• Items from an interface collection:
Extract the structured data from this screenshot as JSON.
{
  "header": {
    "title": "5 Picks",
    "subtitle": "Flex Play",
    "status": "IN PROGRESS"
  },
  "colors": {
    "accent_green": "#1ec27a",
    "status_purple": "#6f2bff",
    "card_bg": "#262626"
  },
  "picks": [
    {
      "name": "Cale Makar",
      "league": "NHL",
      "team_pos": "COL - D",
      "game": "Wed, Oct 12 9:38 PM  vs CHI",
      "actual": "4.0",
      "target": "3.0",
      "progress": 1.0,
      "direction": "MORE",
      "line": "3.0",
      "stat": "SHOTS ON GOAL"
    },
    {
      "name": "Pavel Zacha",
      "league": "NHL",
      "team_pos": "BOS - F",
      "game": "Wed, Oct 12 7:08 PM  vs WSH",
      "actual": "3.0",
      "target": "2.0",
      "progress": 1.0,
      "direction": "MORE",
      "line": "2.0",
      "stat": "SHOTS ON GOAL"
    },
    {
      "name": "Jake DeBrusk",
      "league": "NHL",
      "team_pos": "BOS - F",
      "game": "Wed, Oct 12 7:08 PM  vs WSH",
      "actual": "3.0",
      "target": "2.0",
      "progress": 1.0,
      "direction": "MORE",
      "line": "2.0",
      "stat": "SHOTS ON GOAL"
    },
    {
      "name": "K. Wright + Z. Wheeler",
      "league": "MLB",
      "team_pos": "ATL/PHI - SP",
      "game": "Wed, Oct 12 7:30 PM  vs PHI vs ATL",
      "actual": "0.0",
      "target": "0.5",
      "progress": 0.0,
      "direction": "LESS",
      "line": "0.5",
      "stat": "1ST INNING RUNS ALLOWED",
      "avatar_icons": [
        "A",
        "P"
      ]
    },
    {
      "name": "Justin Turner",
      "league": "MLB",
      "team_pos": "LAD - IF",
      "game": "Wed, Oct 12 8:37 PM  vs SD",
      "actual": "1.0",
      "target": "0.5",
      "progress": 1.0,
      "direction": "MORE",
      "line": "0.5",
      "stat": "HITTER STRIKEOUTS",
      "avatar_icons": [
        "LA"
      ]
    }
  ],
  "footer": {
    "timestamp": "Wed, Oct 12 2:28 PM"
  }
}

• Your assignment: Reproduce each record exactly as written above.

• Exercise result:
Extract the structured data from this screenshot as JSON.
{
  "header": {
    "title": "5 Picks",
    "subtitle": "Flex Play",
    "status": "IN PROGRESS"
  },
  "colors": {
    "accent_green": "#1ec27a",
    "status_purple": "#6f2bff",
    "card_bg": "#262626"
  },
  "picks": [
    {
      "name": "Cale Makar",
      "league": "NHL",
      "team_pos": "COL - D",
      "game": "Wed, Oct 12 9:38 PM  vs CHI",
      "actual": "4.0",
      "target": "3.0",
      "progress": 1.0,
      "direction": "MORE",
      "line": "3.0",
      "stat": "SHOTS ON GOAL"
    },
    {
      "name": "Pavel Zacha",
      "league": "NHL",
      "team_pos": "BOS - F",
      "game": "Wed, Oct 12 7:08 PM  vs WSH",
      "actual": "3.0",
      "target": "2.0",
      "progress": 1.0,
      "direction": "MORE",
      "line": "2.0",
      "stat": "SHOTS ON GOAL"
    },
    {
      "name": "Jake DeBrusk",
      "league": "NHL",
      "team_pos": "BOS - F",
      "game": "Wed, Oct 12 7:08 PM  vs WSH",
      "actual": "3.0",
      "target": "2.0",
      "progress": 1.0,
      "direction": "MORE",
      "line": "2.0",
      "stat": "SHOTS ON GOAL"
    },
    {
      "name": "K. Wright + Z. Wheeler",
      "league": "MLB",
      "team_pos": "ATL/PHI - SP",
      "game": "Wed, Oct 12 7:30 PM  vs PHI vs ATL",
      "actual": "0.0",
      "target": "0.5",
      "progress": 0.0,
      "direction": "LESS",
      "line": "0.5",
      "stat": "1ST INNING RUNS ALLOWED",
      "avatar_icons": [
        "A",
        "P"
      ]
    },
    {
      "name": "Justin Turner",
      "league": "MLB",
      "team_pos": "LAD - IF",
      "game": "Wed, Oct 12 8:37 PM  vs SD",
      "actual": "1.0",
      "target": "0.5",
      "progress": 1.0,
      "direction": "MORE",
      "line": "0.5",
      "stat": "HITTER STRIKEOUTS",
      "avatar_icons": [
        "LA"
      ]
    }
  ],
  "footer": {
    "timestamp": "Wed, Oct 12 2:28 PM"
  }
}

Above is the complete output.